WASHINGTON (Reuters) - Americans want the Obama administration to get tougher with the Islamic State following the carnage in Paris, but many of the measures now being proposed could actually make the threat worse, counter-terrorism experts said.
Republican presidential candidates, lawmakers and others are calling for deploying U.S. ground forces to the Middle East, using air power to create a Syria safe zone to train anti-Islamic State fighters and barring Syrian refugees.
“There is no compelling reason to believe that anything we are doing will be sufficient,” Republican Senator John McCain, chairman of the Senate Armed Services Committee, declared on Tuesday in a speech in which he proposed intervention by a European and Arab ground force backed by 10,000 U.S. military advisers and trainers.
U.S. counter-terrorism experts, some of whom have dealt with Islamic radicalism for decades, cautioned that reducing the Islamic State threat will be a long, complicated process - and that more mass casualty attacks in Europe and North America are likely in the meantime.
Moreover, they warned, some steps proposed in the wake of the Paris attacks, like deploying ground troops, risk backfiring by feeding the group’s apocalyptic narrative that it is defending Islam against an assault by the West and its authoritarian Arab allies.
“In circumstances like this, a lot of people lose their heads, and call for the most draconian actions,” said Daniel Benjamin, a former State Department counter-terrorism coordinator in the Clinton and Obama administrations. “Terrorism is all about over-reaction, provoking an over-reaction.”

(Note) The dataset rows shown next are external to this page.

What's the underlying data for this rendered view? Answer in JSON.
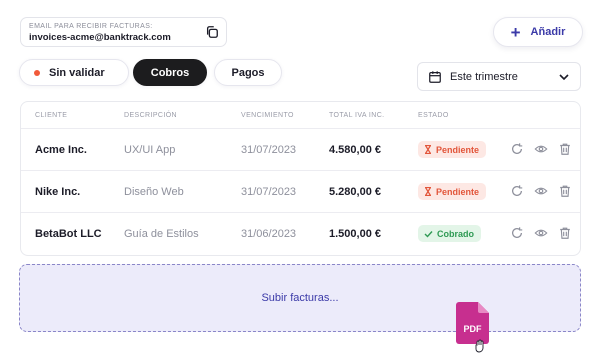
{
  "billing_email": {
    "label": "EMAIL PARA RECIBIR FACTURAS:",
    "value": "invoices-acme@banktrack.com",
    "copy_icon": "copy-icon"
  },
  "add_button": {
    "label": "Añadir",
    "icon": "plus-icon"
  },
  "tabs": [
    {
      "label": "Sin validar",
      "active": false,
      "indicator_color": "#f15a3a"
    },
    {
      "label": "Cobros",
      "active": true
    },
    {
      "label": "Pagos",
      "active": false
    }
  ],
  "period_select": {
    "value": "Este trimestre",
    "icon": "calendar-icon"
  },
  "table": {
    "columns": [
      "CLIENTE",
      "DESCRIPCIÓN",
      "VENCIMIENTO",
      "TOTAL IVA INC.",
      "ESTADO"
    ],
    "rows": [
      {
        "client": "Acme Inc.",
        "description": "UX/UI App",
        "due": "31/07/2023",
        "total": "4.580,00 €",
        "status": "Pendiente",
        "status_icon": "hourglass-icon"
      },
      {
        "client": "Nike Inc.",
        "description": "Diseño Web",
        "due": "31/07/2023",
        "total": "5.280,00 €",
        "status": "Pendiente",
        "status_icon": "hourglass-icon"
      },
      {
        "client": "BetaBot LLC",
        "description": "Guía de Estilos",
        "due": "31/06/2023",
        "total": "1.500,00 €",
        "status": "Cobrado",
        "status_icon": "check-icon"
      }
    ],
    "row_actions": [
      "refresh-icon",
      "eye-icon",
      "trash-icon"
    ]
  },
  "upload": {
    "label": "Subir facturas..."
  },
  "drag_file": {
    "label": "PDF",
    "color": "#c72f8f"
  },
  "colors": {
    "accent": "#3b3aa8",
    "pending": "#e2553a",
    "paid": "#2f9a54",
    "dark": "#1c1c1e"
  }
}
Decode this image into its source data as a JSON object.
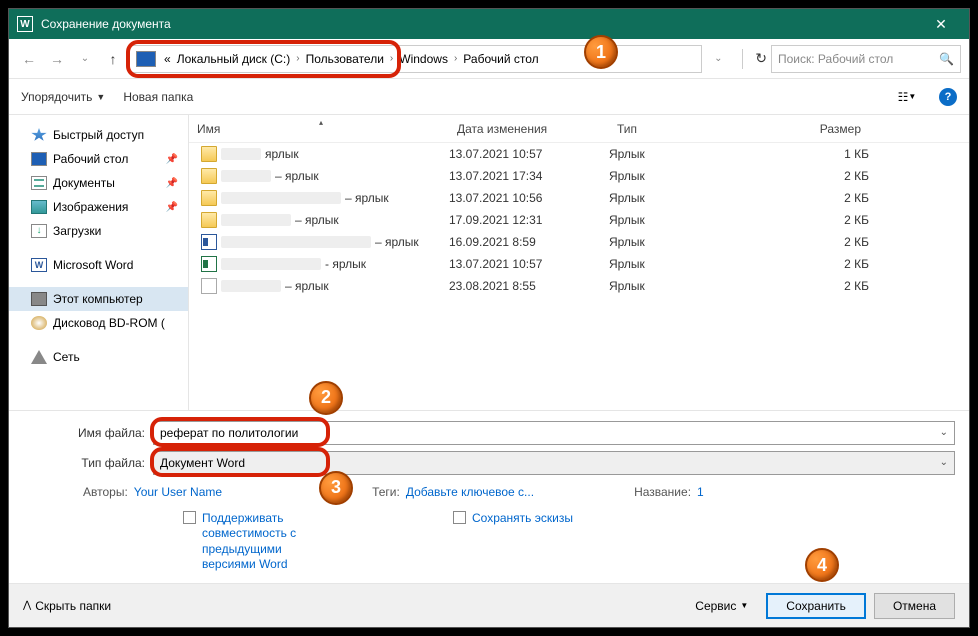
{
  "titlebar": {
    "title": "Сохранение документа",
    "close": "✕"
  },
  "breadcrumb": {
    "prefix": "«",
    "items": [
      "Локальный диск (C:)",
      "Пользователи",
      "Windows",
      "Рабочий стол"
    ]
  },
  "search": {
    "placeholder": "Поиск: Рабочий стол"
  },
  "toolbar": {
    "organize": "Упорядочить",
    "newfolder": "Новая папка"
  },
  "sidebar": {
    "quick": "Быстрый доступ",
    "desktop": "Рабочий стол",
    "docs": "Документы",
    "pics": "Изображения",
    "dl": "Загрузки",
    "word": "Microsoft Word",
    "pc": "Этот компьютер",
    "bd": "Дисковод BD-ROM (",
    "net": "Сеть"
  },
  "columns": {
    "name": "Имя",
    "date": "Дата изменения",
    "type": "Тип",
    "size": "Размер"
  },
  "files": [
    {
      "icon": "folder",
      "nw": 40,
      "suffix": "ярлык",
      "date": "13.07.2021 10:57",
      "type": "Ярлык",
      "size": "1 КБ"
    },
    {
      "icon": "folder",
      "nw": 50,
      "suffix": " – ярлык",
      "date": "13.07.2021 17:34",
      "type": "Ярлык",
      "size": "2 КБ"
    },
    {
      "icon": "folder",
      "nw": 120,
      "suffix": " – ярлык",
      "date": "13.07.2021 10:56",
      "type": "Ярлык",
      "size": "2 КБ"
    },
    {
      "icon": "folder",
      "nw": 70,
      "suffix": " – ярлык",
      "date": "17.09.2021 12:31",
      "type": "Ярлык",
      "size": "2 КБ"
    },
    {
      "icon": "doc",
      "nw": 150,
      "suffix": " – ярлык",
      "date": "16.09.2021 8:59",
      "type": "Ярлык",
      "size": "2 КБ"
    },
    {
      "icon": "xls",
      "nw": 100,
      "suffix": " - ярлык",
      "date": "13.07.2021 10:57",
      "type": "Ярлык",
      "size": "2 КБ"
    },
    {
      "icon": "generic",
      "nw": 60,
      "suffix": " – ярлык",
      "date": "23.08.2021 8:55",
      "type": "Ярлык",
      "size": "2 КБ"
    }
  ],
  "form": {
    "filename_label": "Имя файла:",
    "filename_value": "реферат по политологии",
    "filetype_label": "Тип файла:",
    "filetype_value": "Документ Word",
    "authors_label": "Авторы:",
    "authors_value": "Your User Name",
    "tags_label": "Теги:",
    "tags_value": "Добавьте ключевое с...",
    "title_label": "Название:",
    "title_value": "1",
    "compat": "Поддерживать совместимость с предыдущими версиями Word",
    "thumbs": "Сохранять эскизы"
  },
  "footer": {
    "hide": "Скрыть папки",
    "service": "Сервис",
    "save": "Сохранить",
    "cancel": "Отмена"
  },
  "markers": {
    "m1": "1",
    "m2": "2",
    "m3": "3",
    "m4": "4"
  }
}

President Barack Obama’s incremental Islamic State strategy, which relies on airstrikes and modest support to local ground forces in Iraq and Syria, has come under renewed criticism from Republican opponents, among others, after the Paris attacks.
Republican presidential candidate Jeb Bush said on Tuesday Obama’s reliance on air power was not enough and called for an increased American troop presence on the ground in Iraq. The former Florida governor has been calling for more U.S. special operations forces to be embedded with Iraqi units to help identify enemy targets
Current and former counter-terrorism officials agreed that more can be done, including stepped-up airstrikes, better intelligence sharing, a more robust attack on Islamic State’s finances and larger U.S. special forces teams to assist Iraqi security forces and Syrian rebels.
Thomas Lynch, a former special assistant to the chairman of the U.S. Joint Chiefs of Staff, said France, Belgium and other European nations must also devote greater resources to their counter-terrorism and intelligence services.
They should implement legal changes giving those services more authority to holding terrorism suspects for interrogation longer than 24 hours and permitting more aggressive raids aimed at disrupting plots, said Lynch, now a research fellow at National Defense University.
But intervening directly in Syria, the former counter-terrorism officials said, would enmesh Washington and its partners in a costly new Middle East war that would generate fresh recruits for the Islamic State. The United States and its allies are totally unprepared for the gargantuan task of rebuilding and administering devastated territories seized from the extremists, they added.
“Let’s say we liberate Mosul tomorrow,” said Brookings Institution scholar Bruce Riedel, a former CIA analyst and White House adviser, referring to the northern Iraqi city conquered by the Islamic State last year. “What are we going to put there?”
Moves in Congress to ban the United States from taking Syrian refugees – provoked by unconfirmed reports that one of the Paris attackers entered Europe in the flood of migrants from Syria – also play directly into the Islamic State’s hands, experts said.
A ban would fuel resentment and alienation among Muslims in Europe and North America, potentially advancing the Islamic State’s goal of fueling an ultimate confrontation between Islam and the West.
Harleen Gambhir, a counterterrorism, analyst at the Institute for the Study of War, said she feared hat if there are more Islamic State attacks in the West, “we’re going to get more emotional responses.”
Few of the proposals being discussed in Washington address Islamic State’s spread into South Asia and North Africa, or the poverty and repressive rule of Arab states that are driving young men into the arms of violent Islamist groups.
Obama is clearly under growing pressure to adopt harsher measures to eliminate the Islamic State. A Reuters/Ipsos poll taken after the Paris attacks found that 60 percent of Americans want a tougher approach.
A majority, however, back Obama in opposing sending in U.S. ground troops.
The Islamic State has proven extremely resilient and adept. U.S. officials and experts say it presents a triple-headed threat: it controls territory in Iraq and Syria, has affiliates in places like the Sinai peninsula and Afghanistan, and has proven successful in staging attacks in the West.
While the group has lost about 25 percent of the territory it once controlled in Iraq and Syria, dislodging it from the region would likely not end the threat.
“Once ISIS is eliminated as a governing entity in Syria and Iraq, the threat from ISIS will persist, said Rep. Adam Schiff of California, senior Democrat on the House Intelligence Committee. “There is a continuing aspiration to strike in the West. It’s a real and present danger to the United States and our allies.”
Editing by Ross Colvin